My grandfather served as an infantry NCO in the Pacific Theater during WW2. He fought on Guadalcanal (when the Army moved in to relieve the Marines), and on other Pacific islands, culminating in taking part in the liberation of the
Philippines. One of the articles of gear that he often spoke highly of was a survival fishing kit that he had traded for from a pilot.
As a boy, he'd often remark how he wished that he had something like it, as fresh fish was apparently much tastier than the issued field rations. As my grandfather described it, this was a small plastic "flask" like case containing line, hooks, and other basic fishing gear along with instructions.
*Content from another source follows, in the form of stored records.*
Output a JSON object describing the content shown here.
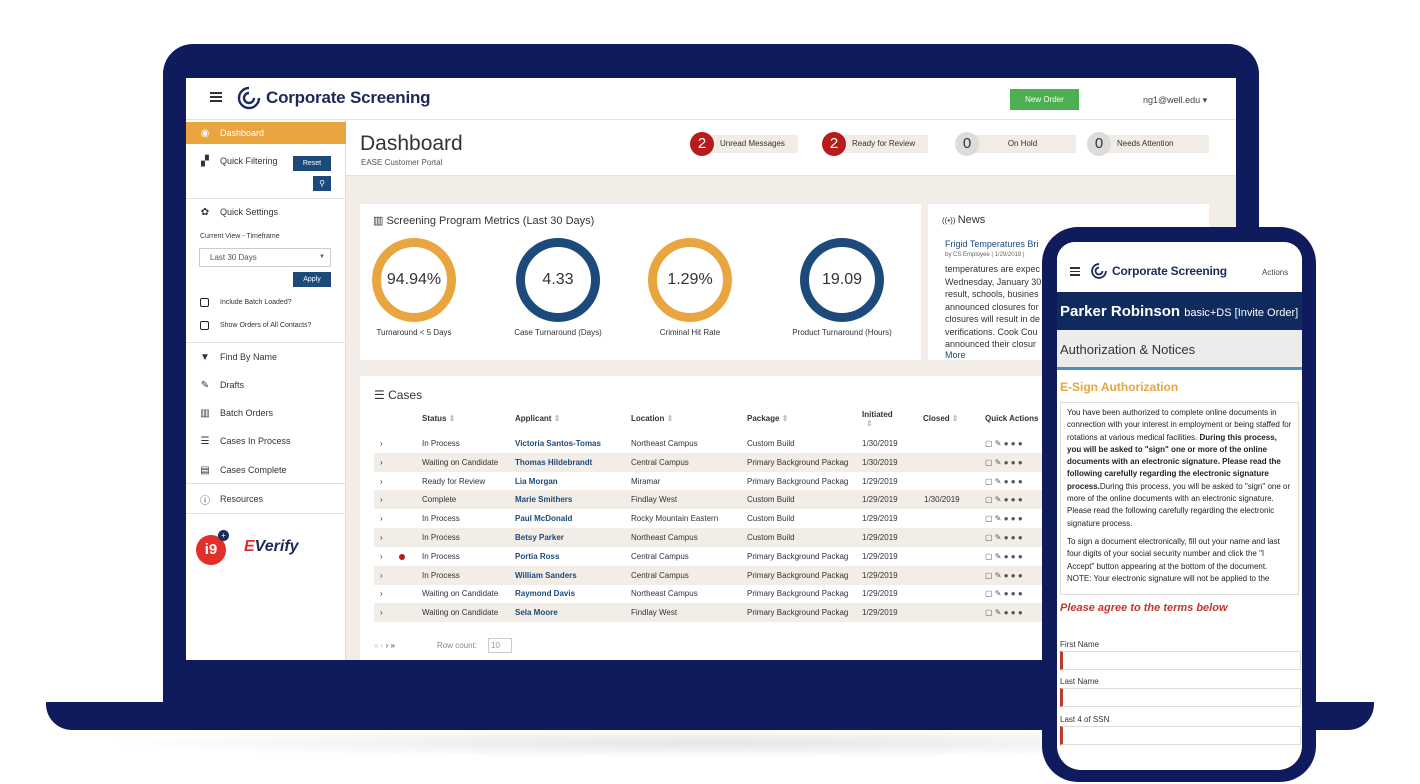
{
  "header": {
    "brand": "Corporate Screening",
    "new_order": "New Order",
    "user": "ng1@well.edu ▾"
  },
  "sidebar": {
    "dashboard": "Dashboard",
    "quick_filtering": "Quick Filtering",
    "reset": "Reset",
    "quick_settings": "Quick Settings",
    "timeframe_label": "Current View - Timeframe",
    "timeframe_value": "Last 30 Days",
    "apply": "Apply",
    "include_batch": "Include Batch Loaded?",
    "show_orders": "Show Orders of All Contacts?",
    "find_by_name": "Find By Name",
    "drafts": "Drafts",
    "batch_orders": "Batch Orders",
    "cases_in_process": "Cases In Process",
    "cases_complete": "Cases Complete",
    "resources": "Resources",
    "i9": "i9",
    "everify_e": "E",
    "everify_rest": "Verify"
  },
  "page": {
    "title": "Dashboard",
    "subtitle": "EASE Customer Portal"
  },
  "badges": [
    {
      "count": "2",
      "label": "Unread Messages"
    },
    {
      "count": "2",
      "label": "Ready for Review"
    },
    {
      "count": "0",
      "label": "On Hold"
    },
    {
      "count": "0",
      "label": "Needs Attention"
    }
  ],
  "metrics": {
    "title": "Screening Program Metrics (Last 30 Days)",
    "items": [
      {
        "value": "94.94%",
        "label": "Turnaround < 5 Days",
        "color": "#e8a540"
      },
      {
        "value": "4.33",
        "label": "Case Turnaround (Days)",
        "color": "#1c4a7a"
      },
      {
        "value": "1.29%",
        "label": "Criminal Hit Rate",
        "color": "#e8a540"
      },
      {
        "value": "19.09",
        "label": "Product Turnaround (Hours)",
        "color": "#1c4a7a"
      }
    ]
  },
  "news": {
    "title": "News",
    "headline": "Frigid Temperatures Bri",
    "byline": "by CS Employee | 1/29/2019 |",
    "body": "temperatures are expec Wednesday, January 30 result, schools, busines announced closures for closures will result in de verifications. Cook Cou announced their closur",
    "more": "More"
  },
  "cases": {
    "title": "Cases",
    "columns": [
      "Status",
      "Applicant",
      "Location",
      "Package",
      "Initiated",
      "Closed",
      "Quick Actions"
    ],
    "rows": [
      {
        "status": "In Process",
        "applicant": "Victoria Santos-Tomas",
        "location": "Northeast Campus",
        "package": "Custom Build",
        "initiated": "1/30/2019",
        "closed": "",
        "flag": false
      },
      {
        "status": "Waiting on Candidate",
        "applicant": "Thomas Hildebrandt",
        "location": "Central Campus",
        "package": "Primary Background Packag",
        "initiated": "1/30/2019",
        "closed": "",
        "flag": false
      },
      {
        "status": "Ready for Review",
        "applicant": "Lia Morgan",
        "location": "Miramar",
        "package": "Primary Background Packag",
        "initiated": "1/29/2019",
        "closed": "",
        "flag": false
      },
      {
        "status": "Complete",
        "applicant": "Marie Smithers",
        "location": "Findlay West",
        "package": "Custom Build",
        "initiated": "1/29/2019",
        "closed": "1/30/2019",
        "flag": false
      },
      {
        "status": "In Process",
        "applicant": "Paul McDonald",
        "location": "Rocky Mountain Eastern",
        "package": "Custom Build",
        "initiated": "1/29/2019",
        "closed": "",
        "flag": false
      },
      {
        "status": "In Process",
        "applicant": "Betsy Parker",
        "location": "Northeast Campus",
        "package": "Custom Build",
        "initiated": "1/29/2019",
        "closed": "",
        "flag": false
      },
      {
        "status": "In Process",
        "applicant": "Portia Ross",
        "location": "Central Campus",
        "package": "Primary Background Packag",
        "initiated": "1/29/2019",
        "closed": "",
        "flag": true
      },
      {
        "status": "In Process",
        "applicant": "William Sanders",
        "location": "Central Campus",
        "package": "Primary Background Packag",
        "initiated": "1/29/2019",
        "closed": "",
        "flag": false
      },
      {
        "status": "Waiting on Candidate",
        "applicant": "Raymond Davis",
        "location": "Northeast Campus",
        "package": "Primary Background Packag",
        "initiated": "1/29/2019",
        "closed": "",
        "flag": false
      },
      {
        "status": "Waiting on Candidate",
        "applicant": "Sela Moore",
        "location": "Findlay West",
        "package": "Primary Background Packag",
        "initiated": "1/29/2019",
        "closed": "",
        "flag": false
      }
    ],
    "row_count_label": "Row count:",
    "row_count_value": "10"
  },
  "mobile": {
    "brand": "Corporate Screening",
    "actions": "Actions",
    "name": "Parker Robinson",
    "order": "basic+DS [Invite Order]",
    "section": "Authorization & Notices",
    "esign_title": "E-Sign Authorization",
    "doc_p1_a": "You have been authorized to complete online documents in connection with your interest in employment or being staffed for rotations at various medical facilities.",
    "doc_p1_b": "During this process, you will be asked to \"sign\" one or more of the online documents with an electronic signature. Please read the following carefully regarding the electronic signature process.",
    "doc_p1_c": "During this process, you will be asked to \"sign\" one or more of the online documents with an electronic signature. Please read the following carefully regarding the electronic signature process.",
    "doc_p2": "To sign a document electronically, fill out your name and last four digits of your social security number and click the \"I Accept\" button appearing at the bottom of the document. NOTE: Your electronic signature will not be applied to the",
    "agree": "Please agree to the terms below",
    "first_name": "First Name",
    "last_name": "Last Name",
    "ssn": "Last 4 of SSN"
  }
}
Meant to be carried only by aviators, it proved to be useful for outdoors usage and general food gathering.
Some years later, when I became interested in aviation survival kits and gear, a gentleman gave me his father's old survival fishing kit. This was probably much like what my grandfather had been remembering. It was indeed tape sealed into a plastic container and had all of the things that my grandfather spoke of - hooks, lines, sinkers, a spoon, jigs, floater and so on - in one convenient package. The story I was told was that this gentleman's father had been a bomber pilot during the war, afterwards going to Alaska where he was employed as a bush pilot for a number of years. He'd kept his old issued fishing kit and always carried it in a pocket when flying in the remote areas of Alaska.
Around that same time I was able to obtain an early 1990s USAF issued survival kit, still new in its package. This same type of kit was apparently recycled and used for at least a time by the Marines for their recon units. Among the included gear was a very nice survival fishing kit, now enclosed in a tin rather than plastic. Other than omitting the fly fishing equipment and enclosing basic sewing
materials, it was much the same as the early generation of kits. What I found particularly interesting was a notation in the enclosed instructions to effect of reminding the user that native peoples lived outdoors for generations, and that this kit provided a means of indefinite survival. I was reminded of the old axiom regarding "teaching a man to fish".
While I liked this military issue kit, the container was quite bulky and the tape seal not the best. While it would fit well in military gear pouches or pockets, it was a bit too large to be conveniently slipped into a hiking jacket or normal pants pocket. Thus I was quite pleased when I
purchased my first basic Best Glide Survival Fishing kit.
Here at last was an easily managed container that provided all of the basics, and then some, for fishing. Here at last were all the components from those military kits of the past, along with a very concise and practical fishing guide. Best of all, this kit was readily available and affordably priced for all.
I soon began to tote one around with me regularly, and found that it would come in handy at unexpected times. If nothing else, it proved to be a pleasant way to pass the time. The first time I used it was at a house party in Iowa where there was little else to do, so I soon found myself outside near the private stocked lake and invited to fish. Rather than use a hand me down pole of questionable utility, I pressed my Best Glide kit into use and soon had a pleasant means of passing the day.
I can also attest from a later experience along a similar vein, that the fishing instructions are sufficient for even a novice, as the nine year old little brother of a friend was able to figure out how to catch a fish using only the kit and the supplied instructions. Soon, I presented one of these kits to a friend as a Christmas gift "for the man that you don't know what to buy for". He didn't know quite what to make of it, but happened to take it out with his father during a one day boating excursion. After finding that they only had one operable set of fishing equipment, he remembered his kit that was in his glove box. After retrieving it, they were able to use it along with their extant pole to still have a pleasant afternoon.
This serves to illustrate the basic versatility of the Best Glide Kit, and why it has a place in any outdoorsman's "just in case" supplies. In addition to being an emergency means of food collection, it is also possible to use it for entertainment or for basic recreation at unexpected times. Taking up little space, this kit is a worthy successor to several generations of kits that have served past military personnel and sportsmen/adventurers well.